» **Exercise directions**
Once you have read the entries below, give them all again without any difference.

─── Information given

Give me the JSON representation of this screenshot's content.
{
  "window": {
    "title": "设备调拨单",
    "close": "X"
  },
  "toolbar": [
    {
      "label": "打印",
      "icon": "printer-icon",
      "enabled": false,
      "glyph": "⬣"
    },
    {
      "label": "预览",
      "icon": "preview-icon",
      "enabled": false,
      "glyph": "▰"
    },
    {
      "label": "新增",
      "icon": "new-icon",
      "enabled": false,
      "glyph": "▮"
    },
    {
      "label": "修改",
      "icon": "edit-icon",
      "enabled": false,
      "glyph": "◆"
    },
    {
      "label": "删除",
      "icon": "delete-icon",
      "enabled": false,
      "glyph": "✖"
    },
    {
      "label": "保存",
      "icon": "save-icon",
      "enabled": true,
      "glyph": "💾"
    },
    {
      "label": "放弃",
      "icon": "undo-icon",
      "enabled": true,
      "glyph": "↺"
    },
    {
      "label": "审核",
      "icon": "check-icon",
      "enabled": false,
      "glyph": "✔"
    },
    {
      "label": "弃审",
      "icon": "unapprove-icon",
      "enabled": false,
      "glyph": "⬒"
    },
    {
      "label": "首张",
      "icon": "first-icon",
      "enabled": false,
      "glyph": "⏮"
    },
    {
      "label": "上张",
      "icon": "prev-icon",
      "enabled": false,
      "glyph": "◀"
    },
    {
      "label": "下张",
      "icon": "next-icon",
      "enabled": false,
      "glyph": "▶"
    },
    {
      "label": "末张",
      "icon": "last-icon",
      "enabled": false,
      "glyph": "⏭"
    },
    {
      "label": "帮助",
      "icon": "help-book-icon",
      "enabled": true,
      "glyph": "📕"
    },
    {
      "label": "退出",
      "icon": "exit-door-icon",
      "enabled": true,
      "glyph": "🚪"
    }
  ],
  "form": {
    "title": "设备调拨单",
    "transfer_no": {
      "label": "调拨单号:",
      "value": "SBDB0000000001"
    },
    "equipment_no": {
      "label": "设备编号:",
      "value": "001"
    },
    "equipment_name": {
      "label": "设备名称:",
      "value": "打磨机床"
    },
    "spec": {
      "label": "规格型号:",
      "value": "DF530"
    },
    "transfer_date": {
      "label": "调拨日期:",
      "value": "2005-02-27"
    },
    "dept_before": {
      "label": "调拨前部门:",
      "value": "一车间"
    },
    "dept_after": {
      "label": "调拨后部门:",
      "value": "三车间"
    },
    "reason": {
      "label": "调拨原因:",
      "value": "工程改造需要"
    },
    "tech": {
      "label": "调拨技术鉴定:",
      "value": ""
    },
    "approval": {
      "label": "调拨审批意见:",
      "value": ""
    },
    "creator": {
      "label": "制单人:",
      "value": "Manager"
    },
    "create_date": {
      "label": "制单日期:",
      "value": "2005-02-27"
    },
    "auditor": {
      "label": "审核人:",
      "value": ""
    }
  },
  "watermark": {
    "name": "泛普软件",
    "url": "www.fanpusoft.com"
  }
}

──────

» **Response to the task**
Give me the JSON representation of this screenshot's content.
{
  "window": {
    "title": "设备调拨单",
    "close": "X"
  },
  "toolbar": [
    {
      "label": "打印",
      "icon": "printer-icon",
      "enabled": false,
      "glyph": "⬣"
    },
    {
      "label": "预览",
      "icon": "preview-icon",
      "enabled": false,
      "glyph": "▰"
    },
    {
      "label": "新增",
      "icon": "new-icon",
      "enabled": false,
      "glyph": "▮"
    },
    {
      "label": "修改",
      "icon": "edit-icon",
      "enabled": false,
      "glyph": "◆"
    },
    {
      "label": "删除",
      "icon": "delete-icon",
      "enabled": false,
      "glyph": "✖"
    },
    {
      "label": "保存",
      "icon": "save-icon",
      "enabled": true,
      "glyph": "💾"
    },
    {
      "label": "放弃",
      "icon": "undo-icon",
      "enabled": true,
      "glyph": "↺"
    },
    {
      "label": "审核",
      "icon": "check-icon",
      "enabled": false,
      "glyph": "✔"
    },
    {
      "label": "弃审",
      "icon": "unapprove-icon",
      "enabled": false,
      "glyph": "⬒"
    },
    {
      "label": "首张",
      "icon": "first-icon",
      "enabled": false,
      "glyph": "⏮"
    },
    {
      "label": "上张",
      "icon": "prev-icon",
      "enabled": false,
      "glyph": "◀"
    },
    {
      "label": "下张",
      "icon": "next-icon",
      "enabled": false,
      "glyph": "▶"
    },
    {
      "label": "末张",
      "icon": "last-icon",
      "enabled": false,
      "glyph": "⏭"
    },
    {
      "label": "帮助",
      "icon": "help-book-icon",
      "enabled": true,
      "glyph": "📕"
    },
    {
      "label": "退出",
      "icon": "exit-door-icon",
      "enabled": true,
      "glyph": "🚪"
    }
  ],
  "form": {
    "title": "设备调拨单",
    "transfer_no": {
      "label": "调拨单号:",
      "value": "SBDB0000000001"
    },
    "equipment_no": {
      "label": "设备编号:",
      "value": "001"
    },
    "equipment_name": {
      "label": "设备名称:",
      "value": "打磨机床"
    },
    "spec": {
      "label": "规格型号:",
      "value": "DF530"
    },
    "transfer_date": {
      "label": "调拨日期:",
      "value": "2005-02-27"
    },
    "dept_before": {
      "label": "调拨前部门:",
      "value": "一车间"
    },
    "dept_after": {
      "label": "调拨后部门:",
      "value": "三车间"
    },
    "reason": {
      "label": "调拨原因:",
      "value": "工程改造需要"
    },
    "tech": {
      "label": "调拨技术鉴定:",
      "value": ""
    },
    "approval": {
      "label": "调拨审批意见:",
      "value": ""
    },
    "creator": {
      "label": "制单人:",
      "value": "Manager"
    },
    "create_date": {
      "label": "制单日期:",
      "value": "2005-02-27"
    },
    "auditor": {
      "label": "审核人:",
      "value": ""
    }
  },
  "watermark": {
    "name": "泛普软件",
    "url": "www.fanpusoft.com"
  }
}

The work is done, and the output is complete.